**WORK TASK**. Among the entries below, which lines include the string "kind"? Show each one.

**EXERCISE MATERIALS**.
BEGIN

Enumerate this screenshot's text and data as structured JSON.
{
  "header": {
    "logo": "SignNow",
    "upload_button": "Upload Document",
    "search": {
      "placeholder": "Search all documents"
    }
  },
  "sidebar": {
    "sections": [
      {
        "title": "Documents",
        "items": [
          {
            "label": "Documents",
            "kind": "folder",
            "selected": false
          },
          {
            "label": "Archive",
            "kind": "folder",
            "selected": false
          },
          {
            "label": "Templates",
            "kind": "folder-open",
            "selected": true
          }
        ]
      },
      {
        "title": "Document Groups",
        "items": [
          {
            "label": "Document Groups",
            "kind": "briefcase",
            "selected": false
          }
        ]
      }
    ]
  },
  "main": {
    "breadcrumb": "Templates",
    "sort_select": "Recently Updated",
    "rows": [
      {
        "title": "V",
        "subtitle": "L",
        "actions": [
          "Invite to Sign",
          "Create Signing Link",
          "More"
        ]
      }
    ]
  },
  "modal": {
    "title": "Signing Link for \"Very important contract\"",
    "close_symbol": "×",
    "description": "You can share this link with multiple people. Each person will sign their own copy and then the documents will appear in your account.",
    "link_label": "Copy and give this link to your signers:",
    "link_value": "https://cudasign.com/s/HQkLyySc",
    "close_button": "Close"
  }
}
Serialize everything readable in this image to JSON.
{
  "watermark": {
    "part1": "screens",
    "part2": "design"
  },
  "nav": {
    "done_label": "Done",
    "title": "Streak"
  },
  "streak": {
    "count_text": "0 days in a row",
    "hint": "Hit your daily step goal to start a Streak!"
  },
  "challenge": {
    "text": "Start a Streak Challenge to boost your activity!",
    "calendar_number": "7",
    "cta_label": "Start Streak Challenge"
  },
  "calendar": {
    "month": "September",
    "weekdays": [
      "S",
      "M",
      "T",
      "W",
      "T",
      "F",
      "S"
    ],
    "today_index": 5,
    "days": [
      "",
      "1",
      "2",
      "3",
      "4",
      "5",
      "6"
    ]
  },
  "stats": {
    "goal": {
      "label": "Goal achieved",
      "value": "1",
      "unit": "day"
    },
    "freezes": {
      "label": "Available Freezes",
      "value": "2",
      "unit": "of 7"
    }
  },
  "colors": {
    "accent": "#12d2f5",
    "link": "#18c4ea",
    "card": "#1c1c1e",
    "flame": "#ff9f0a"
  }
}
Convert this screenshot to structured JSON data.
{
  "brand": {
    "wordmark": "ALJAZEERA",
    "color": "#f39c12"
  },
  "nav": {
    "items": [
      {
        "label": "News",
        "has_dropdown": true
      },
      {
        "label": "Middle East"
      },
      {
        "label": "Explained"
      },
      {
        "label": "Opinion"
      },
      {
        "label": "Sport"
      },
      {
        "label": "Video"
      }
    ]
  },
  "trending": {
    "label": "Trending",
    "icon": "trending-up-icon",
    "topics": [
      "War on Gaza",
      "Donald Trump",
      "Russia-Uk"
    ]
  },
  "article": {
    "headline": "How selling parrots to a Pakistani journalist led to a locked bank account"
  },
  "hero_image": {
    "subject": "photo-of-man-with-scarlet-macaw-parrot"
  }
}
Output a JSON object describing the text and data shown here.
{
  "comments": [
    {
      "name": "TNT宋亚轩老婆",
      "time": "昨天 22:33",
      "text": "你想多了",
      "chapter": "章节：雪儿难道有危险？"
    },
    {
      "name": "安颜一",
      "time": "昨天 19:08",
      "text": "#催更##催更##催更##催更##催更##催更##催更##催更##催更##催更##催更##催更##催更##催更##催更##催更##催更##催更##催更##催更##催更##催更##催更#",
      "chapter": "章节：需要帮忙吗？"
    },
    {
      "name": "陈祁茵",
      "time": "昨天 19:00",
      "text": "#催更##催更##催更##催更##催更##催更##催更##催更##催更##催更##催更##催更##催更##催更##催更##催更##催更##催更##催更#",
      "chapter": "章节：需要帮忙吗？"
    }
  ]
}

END

**EXERCISE RESPONSE**.
            "kind": "folder",
            "kind": "folder",
            "kind": "folder-open",
            "kind": "briefcase",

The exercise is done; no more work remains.